By Andrew Conti
The person sitting beside you in class may grow be an internationally recognized athlete, musician, actor, or in the case of Holly Lane’s former peers, a painter and sculptor.
Yes, Holly Lane, a former Cuesta College student and now deservedly well known artist, will be gracing the gallery with her exhibit’s signature take on Earth’s everyday occurrences, personal hurdles, and the contrast falling between them.
Lane has done numerous solo art exhibitions and almost seventy group exhibitions, making her a veteran of the craft. This fact was noted the moment I stepped into the exhibit’s set up process. Towering golden statues of fantastical buildings filled the floor, while the Miossi Art Gallery’s walls were lined with Lane’s framed paintings.
Lane’s pieces redefine the term “framed painting”. Transforming the typical wooden lining into an art of its own, each painting of Lane’s is enclosed by the beautifully hand carved and melancholic structures of gothic architecture.
Each aspect of her framing’s detail, from wooden apothecary jars to the functional little doors on her piece “After the Storm” is symbolic.
“I use doors on the work to indicate cause and effect, or time, so you know if the door [opens or closes] it goes from day to night,” said Lane as we stood before “After the Storm”, a piece based on the beauty and pain of change.
Guiding me through the piece, she explained, “It goes from dawn across those paintings, to night. So there’s time, there’s time involved. This is a scene from near where I lived.” She points to a painting of a house embedded in golden hills, “I was evicted from the place that I lived and had to find a new place, and what was a distressing experience turned out to be a wonderful experience. Because after I moved I was glad that I had made that change. So, it’s about change over time, and perception.”
The perception of both humans and animals are challenged by Lane’s pieces. However her imagery of dogs, cats and other creatures is often a means of exploiting materialistic values only found in humanity.

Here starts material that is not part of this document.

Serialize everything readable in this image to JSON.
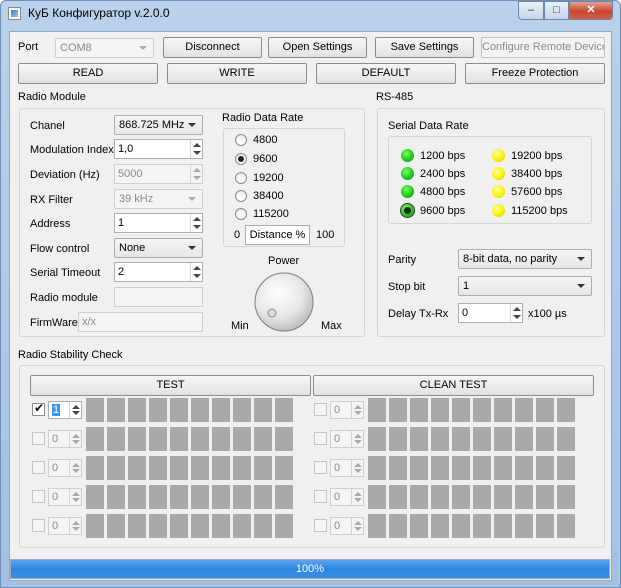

Lane guides our attention elsewhere on the piece to a painting of two dogs fighting over a pair of underpants, a small wooden door attached, threatening to hide them away.
“I think of animals like they see things differently than human beings, so they’ll take human things and put them to different purposes.” She brings us to another window containing the image of a bird sitting on a book. Lane elaborates, “the bird is using the books as a nest, so that’s my idea of changing perspectives.”
And while Lane’s ability to shift perspectives is rife throughout her work, she manages to leave a trace of literalism within the imagery of “After the Storm”, a dark, wooden mass of gothic architecture, staring right back at the two of us.
As she gently guided me to another painting within, Lane said “the configuration of the stars is exactly the same as the day I finished the painting.”
Every question of mine was answered with a humble elaboration regarding the symbolism of Lane’s work.
And while the walls are lined with paintings enshrouded in woodwork, the floor is filled with golden statues, each one handcrafted by Lane.
“Why the gold? Well it’s radiant and it’s metal, so it’s different from what you’d expect from wood, and it’s like a skin.” said Lane, “So, I think of it as like a radiant, pure skin on the top of the sculpture, rather than the raw form. It’s also what they used on the back of icons and for the heavens, so the gold is really just a reference to purity and the heavens.”
One piece of her glowing sculpture, titled “The Well Travelled Mind Prepared for Sea Level Rise”, features what looks like a treasured Roman city atop four pegs, leaving the piece as present in the room as a gilded coffee table.
“In earlier work I had ‘The Well Travelled Mind’ and it hung on the wall. And it was also a clustering of architectural forms, some of them surreal and stuff, so that’s what I imagine the topography of a well travelled mind might look like.” said Lane.
But once she became aware of things like global warming, Lane decided that the mind had some adjustments to make.
“I decided the well travelled mind was going to have to be prepared for sea level rise. So I did another one with all these architectural forms, but instead of putting it on the wall where it can’t get up and walk away, I just kinda put on these little feet, so now it can get up and walk away if it needs to.”
Lane’s imaginative art and its reflection of our Earth’s past, present and future, is finally going to be available for viewing experience at Cuesta College’s Harold J. Miossi Art Gallery.
Holly Lane’s work will be in the gallery from March 2 – 27, and there will be an opening reception with Holly Lane herself on March 6. For the reception, a free shuttle service will be provided by Art Obispo’s Art After Dark, taking viewers from San Luis Obispo’s Art Museum to Cuesta’s Harold J. Miossi Art Gallery.
By Andrew Conti